Not exactly, is the answer, but it is important to understand a thing or two about the way the seeds and seedlings behave in order to establish the permanent ebb-and-flow colony sought by an increasing number of “Smyrnophiles”, it would seem.

First, as is the case with many members of this “cow parsley” plant family, you have to mimic nature and sow seeds promptly, when fresh. Allot them a specific site, rather than just cast them around, so you can monitor their presence. Second, on germination, the double or triple seed leaves bear no relation to the rather coarser adult leaves of the plant and appear to die off completely during their first summer.

This is the point at which you may lose heart and even plant something else in their stead. However, if undisturbed, the tiny dormant plants will put in an appearance the following spring, producing bold, shiny leaves not unlike celery, growing extremely rapidly to around 16in (40cm) and flowering in May/June before setting masses of black seed.

So where do you start? Single, eye-catching plants are often sold at fairs and gardener gatherings in late spring. Pounce on one or two, enjoy the flowers and let them go to seed (to start the process described above). Or carry an old envelope in your glove compartment and beg some seed from a successful Smyrnophile (who’s bound to have plenty to spare), head home and sow straight away.

Snake’s head fritillaries

These little native fritillaries, with their delicately patterned nodding flowers, grow from bulbs that are most often planted in September, along with other spring stars, such as alliums and daffodils, and they flower the following year in early to mid-April. They tolerate some shade, and thrive and multiply most rapidly by self-seeding in soil that is heavy and damp.

Although they make pretty front-of-border plants, they look best growing en masse in grass that doesn’t have to be cut in early spring and can be left un-mowed until at least late July or August. Recognisable seedlings produce two leaves in their first year, and may flower in their second or third.

If you are impatient and/or gardening on a small scale (and little self-seeding patches do look quite enchanting if you can spare a lawn-corner somewhere), you could buy a few pots of flowering bulbs around now, plant them in short turf that does not dry out too drastically in the summer and allow them to just set seed and get on with it, adding more bulbs in September.

Pruning overgrown pieris

You certainly can prune your pieris. Like other spring-flowering woodland evergreens such as camellias and rhododendrons, pieris can be cut back immediately after flowering. Your shrubs will then, in theory, flower on the new growth they make subsequently, but very possibly (depending on the variety and on how radical you were with your pruning saw) not for a couple of years.

You don’t say quite enough about these shrubs. Are they forms of P. formosa (the largest) or the slightly smaller P. japonica? Did you cram them into too small a space when you acquired them (in which case they are probably quite young, and could be moved rather than pruned) or are they ancient whoppers on which the whole garden depends for structure? Or have you one of each?
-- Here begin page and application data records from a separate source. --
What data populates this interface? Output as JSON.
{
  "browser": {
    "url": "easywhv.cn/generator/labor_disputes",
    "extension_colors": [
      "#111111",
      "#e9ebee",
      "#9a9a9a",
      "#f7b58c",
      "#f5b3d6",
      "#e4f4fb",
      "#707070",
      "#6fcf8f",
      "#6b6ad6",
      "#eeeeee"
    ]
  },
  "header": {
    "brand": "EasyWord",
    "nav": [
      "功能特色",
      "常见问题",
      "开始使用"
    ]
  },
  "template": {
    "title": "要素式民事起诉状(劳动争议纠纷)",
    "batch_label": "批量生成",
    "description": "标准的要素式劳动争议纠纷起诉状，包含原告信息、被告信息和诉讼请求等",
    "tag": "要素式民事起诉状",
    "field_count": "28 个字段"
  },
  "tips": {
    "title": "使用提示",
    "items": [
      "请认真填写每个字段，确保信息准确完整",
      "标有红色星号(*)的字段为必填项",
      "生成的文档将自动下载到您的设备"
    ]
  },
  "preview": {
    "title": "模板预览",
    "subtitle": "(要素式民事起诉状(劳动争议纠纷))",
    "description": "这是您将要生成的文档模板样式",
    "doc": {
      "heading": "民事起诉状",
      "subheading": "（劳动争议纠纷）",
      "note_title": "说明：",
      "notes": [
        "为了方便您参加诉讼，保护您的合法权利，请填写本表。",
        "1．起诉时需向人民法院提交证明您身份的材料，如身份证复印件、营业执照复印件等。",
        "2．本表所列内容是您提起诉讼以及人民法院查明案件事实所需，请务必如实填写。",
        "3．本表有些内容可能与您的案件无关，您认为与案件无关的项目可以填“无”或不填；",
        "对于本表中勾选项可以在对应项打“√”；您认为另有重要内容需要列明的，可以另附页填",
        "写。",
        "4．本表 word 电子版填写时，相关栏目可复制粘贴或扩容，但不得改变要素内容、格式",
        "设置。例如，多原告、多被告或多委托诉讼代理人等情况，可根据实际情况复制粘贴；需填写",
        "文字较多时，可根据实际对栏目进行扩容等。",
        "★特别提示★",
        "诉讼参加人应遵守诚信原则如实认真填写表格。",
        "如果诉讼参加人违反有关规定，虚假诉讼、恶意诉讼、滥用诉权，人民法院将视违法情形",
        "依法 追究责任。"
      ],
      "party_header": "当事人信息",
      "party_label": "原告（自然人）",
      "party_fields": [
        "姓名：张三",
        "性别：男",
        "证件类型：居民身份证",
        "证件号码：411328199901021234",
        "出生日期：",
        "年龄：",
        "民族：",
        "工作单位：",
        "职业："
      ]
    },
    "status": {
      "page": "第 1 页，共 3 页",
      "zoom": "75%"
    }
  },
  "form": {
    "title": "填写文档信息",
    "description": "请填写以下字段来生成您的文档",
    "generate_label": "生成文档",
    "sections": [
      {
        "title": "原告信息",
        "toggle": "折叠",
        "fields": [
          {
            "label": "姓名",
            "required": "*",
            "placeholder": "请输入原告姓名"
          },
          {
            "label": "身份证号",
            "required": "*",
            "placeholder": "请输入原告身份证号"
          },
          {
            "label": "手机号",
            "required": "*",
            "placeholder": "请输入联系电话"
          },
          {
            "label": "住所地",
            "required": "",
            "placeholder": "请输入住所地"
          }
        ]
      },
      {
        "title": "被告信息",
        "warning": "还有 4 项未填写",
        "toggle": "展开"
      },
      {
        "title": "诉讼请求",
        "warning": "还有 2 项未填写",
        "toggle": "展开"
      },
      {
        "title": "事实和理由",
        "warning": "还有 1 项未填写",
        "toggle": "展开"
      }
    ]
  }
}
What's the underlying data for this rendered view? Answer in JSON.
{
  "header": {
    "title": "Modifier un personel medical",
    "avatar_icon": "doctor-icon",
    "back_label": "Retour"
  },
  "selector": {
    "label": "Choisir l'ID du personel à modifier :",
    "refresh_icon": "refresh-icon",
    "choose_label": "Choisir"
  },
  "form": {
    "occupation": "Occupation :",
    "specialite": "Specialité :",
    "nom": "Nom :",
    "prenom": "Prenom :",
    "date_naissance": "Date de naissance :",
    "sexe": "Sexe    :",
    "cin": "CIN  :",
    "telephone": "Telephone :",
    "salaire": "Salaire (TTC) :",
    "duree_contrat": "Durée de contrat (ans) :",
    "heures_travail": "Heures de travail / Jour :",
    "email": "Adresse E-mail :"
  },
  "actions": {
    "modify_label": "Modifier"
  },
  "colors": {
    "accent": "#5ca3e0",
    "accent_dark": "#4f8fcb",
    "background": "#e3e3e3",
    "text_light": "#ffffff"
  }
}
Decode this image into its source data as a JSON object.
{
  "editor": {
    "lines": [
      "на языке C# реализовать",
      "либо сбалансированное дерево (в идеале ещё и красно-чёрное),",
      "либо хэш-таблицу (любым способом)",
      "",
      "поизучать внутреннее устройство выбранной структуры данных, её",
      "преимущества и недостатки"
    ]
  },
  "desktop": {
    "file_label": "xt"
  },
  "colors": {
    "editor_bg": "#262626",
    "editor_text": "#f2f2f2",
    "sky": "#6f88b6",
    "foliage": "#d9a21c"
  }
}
Either way, I advise you to be cautious: both species are quite slow-growing, and depending on their age and situation, may not recover quickly – and pruning these woodlanders hard is not something you want to be doing very often or they will rarely flower well. But if prune them you must, perhaps cut one back quite hard this year and see how it responds before handing out any stern treatment to the other.